§ Instructions for the task
Supply the number of lines below containing "this", nothing else.

Records contained in a dataset
______

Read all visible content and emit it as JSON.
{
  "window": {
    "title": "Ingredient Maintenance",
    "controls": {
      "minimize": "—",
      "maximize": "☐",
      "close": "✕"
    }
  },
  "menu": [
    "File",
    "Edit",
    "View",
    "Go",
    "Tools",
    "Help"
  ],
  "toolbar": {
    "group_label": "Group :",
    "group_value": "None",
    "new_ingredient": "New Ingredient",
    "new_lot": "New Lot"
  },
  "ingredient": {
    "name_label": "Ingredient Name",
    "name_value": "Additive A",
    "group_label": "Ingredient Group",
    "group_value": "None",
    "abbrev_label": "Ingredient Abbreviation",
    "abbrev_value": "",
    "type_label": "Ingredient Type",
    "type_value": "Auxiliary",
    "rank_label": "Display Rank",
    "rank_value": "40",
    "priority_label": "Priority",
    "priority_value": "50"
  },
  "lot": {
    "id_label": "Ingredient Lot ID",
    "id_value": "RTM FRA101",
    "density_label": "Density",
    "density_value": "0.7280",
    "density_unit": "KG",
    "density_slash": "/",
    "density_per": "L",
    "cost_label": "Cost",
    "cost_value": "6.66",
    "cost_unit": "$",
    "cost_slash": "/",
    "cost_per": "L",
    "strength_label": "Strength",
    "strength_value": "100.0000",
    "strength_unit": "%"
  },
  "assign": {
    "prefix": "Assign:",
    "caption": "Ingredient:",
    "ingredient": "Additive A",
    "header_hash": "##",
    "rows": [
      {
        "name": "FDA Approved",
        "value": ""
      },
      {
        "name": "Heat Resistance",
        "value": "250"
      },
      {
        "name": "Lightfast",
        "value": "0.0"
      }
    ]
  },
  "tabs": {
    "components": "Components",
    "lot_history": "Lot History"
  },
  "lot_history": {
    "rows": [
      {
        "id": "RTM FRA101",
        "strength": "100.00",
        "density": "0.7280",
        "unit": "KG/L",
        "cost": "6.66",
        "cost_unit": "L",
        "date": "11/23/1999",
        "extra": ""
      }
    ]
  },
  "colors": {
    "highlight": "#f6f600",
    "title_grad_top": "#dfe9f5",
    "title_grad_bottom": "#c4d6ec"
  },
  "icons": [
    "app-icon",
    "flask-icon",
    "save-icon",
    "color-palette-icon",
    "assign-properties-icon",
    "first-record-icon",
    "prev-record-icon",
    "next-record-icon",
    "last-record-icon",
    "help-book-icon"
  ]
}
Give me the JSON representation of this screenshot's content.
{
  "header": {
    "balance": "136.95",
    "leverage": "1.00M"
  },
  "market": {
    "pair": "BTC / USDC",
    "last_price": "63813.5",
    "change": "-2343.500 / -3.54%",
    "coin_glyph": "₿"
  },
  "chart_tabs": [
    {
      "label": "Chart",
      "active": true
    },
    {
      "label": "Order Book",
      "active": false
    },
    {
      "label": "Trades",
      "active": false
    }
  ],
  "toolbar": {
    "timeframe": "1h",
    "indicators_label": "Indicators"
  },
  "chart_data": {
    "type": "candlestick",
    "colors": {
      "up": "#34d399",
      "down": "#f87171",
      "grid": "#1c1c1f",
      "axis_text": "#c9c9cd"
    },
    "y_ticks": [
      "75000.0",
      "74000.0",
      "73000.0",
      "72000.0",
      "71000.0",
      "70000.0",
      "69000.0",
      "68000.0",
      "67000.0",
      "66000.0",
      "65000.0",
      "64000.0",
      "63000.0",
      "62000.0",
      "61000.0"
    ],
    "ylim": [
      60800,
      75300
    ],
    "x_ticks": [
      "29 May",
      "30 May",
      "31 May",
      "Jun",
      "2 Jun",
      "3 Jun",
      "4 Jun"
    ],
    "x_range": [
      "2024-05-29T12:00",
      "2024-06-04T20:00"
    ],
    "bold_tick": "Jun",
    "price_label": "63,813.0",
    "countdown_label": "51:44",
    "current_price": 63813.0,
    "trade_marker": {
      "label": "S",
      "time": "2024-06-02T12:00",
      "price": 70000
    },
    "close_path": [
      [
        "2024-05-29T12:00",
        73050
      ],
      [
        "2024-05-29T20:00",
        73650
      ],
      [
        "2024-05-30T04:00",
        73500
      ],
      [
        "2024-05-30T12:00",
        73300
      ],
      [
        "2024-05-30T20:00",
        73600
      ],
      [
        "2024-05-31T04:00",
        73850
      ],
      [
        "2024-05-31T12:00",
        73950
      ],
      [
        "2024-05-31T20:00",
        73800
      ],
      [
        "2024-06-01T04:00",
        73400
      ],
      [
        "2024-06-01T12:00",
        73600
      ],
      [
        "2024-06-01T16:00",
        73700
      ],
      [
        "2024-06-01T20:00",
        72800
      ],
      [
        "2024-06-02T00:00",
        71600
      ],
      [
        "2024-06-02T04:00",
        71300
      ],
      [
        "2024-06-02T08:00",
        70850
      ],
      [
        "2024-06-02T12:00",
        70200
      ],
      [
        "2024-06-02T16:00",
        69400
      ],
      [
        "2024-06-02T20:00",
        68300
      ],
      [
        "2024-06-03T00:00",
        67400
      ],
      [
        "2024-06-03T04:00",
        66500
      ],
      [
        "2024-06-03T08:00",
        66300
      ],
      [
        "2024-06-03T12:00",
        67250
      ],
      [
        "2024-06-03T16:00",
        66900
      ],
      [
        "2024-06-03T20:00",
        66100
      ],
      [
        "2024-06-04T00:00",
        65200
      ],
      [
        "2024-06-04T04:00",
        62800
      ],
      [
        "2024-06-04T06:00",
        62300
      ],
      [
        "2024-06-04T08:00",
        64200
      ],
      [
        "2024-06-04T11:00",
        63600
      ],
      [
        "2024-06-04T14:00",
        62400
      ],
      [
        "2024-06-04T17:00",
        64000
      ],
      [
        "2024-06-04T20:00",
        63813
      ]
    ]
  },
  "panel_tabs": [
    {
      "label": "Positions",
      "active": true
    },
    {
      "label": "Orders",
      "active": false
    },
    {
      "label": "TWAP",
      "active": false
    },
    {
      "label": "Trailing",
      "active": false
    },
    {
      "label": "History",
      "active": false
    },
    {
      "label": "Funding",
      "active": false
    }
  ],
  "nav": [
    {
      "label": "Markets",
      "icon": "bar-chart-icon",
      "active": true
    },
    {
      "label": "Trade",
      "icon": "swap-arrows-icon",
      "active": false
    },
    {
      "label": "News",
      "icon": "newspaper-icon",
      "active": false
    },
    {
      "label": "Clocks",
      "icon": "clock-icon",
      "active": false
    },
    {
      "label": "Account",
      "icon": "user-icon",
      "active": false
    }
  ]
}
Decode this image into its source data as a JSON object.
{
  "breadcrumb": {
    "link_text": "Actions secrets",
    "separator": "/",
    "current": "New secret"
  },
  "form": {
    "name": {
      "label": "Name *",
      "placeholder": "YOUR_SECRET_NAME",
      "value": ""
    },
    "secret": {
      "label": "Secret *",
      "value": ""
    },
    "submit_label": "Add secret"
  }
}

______

§ Finished exercise
2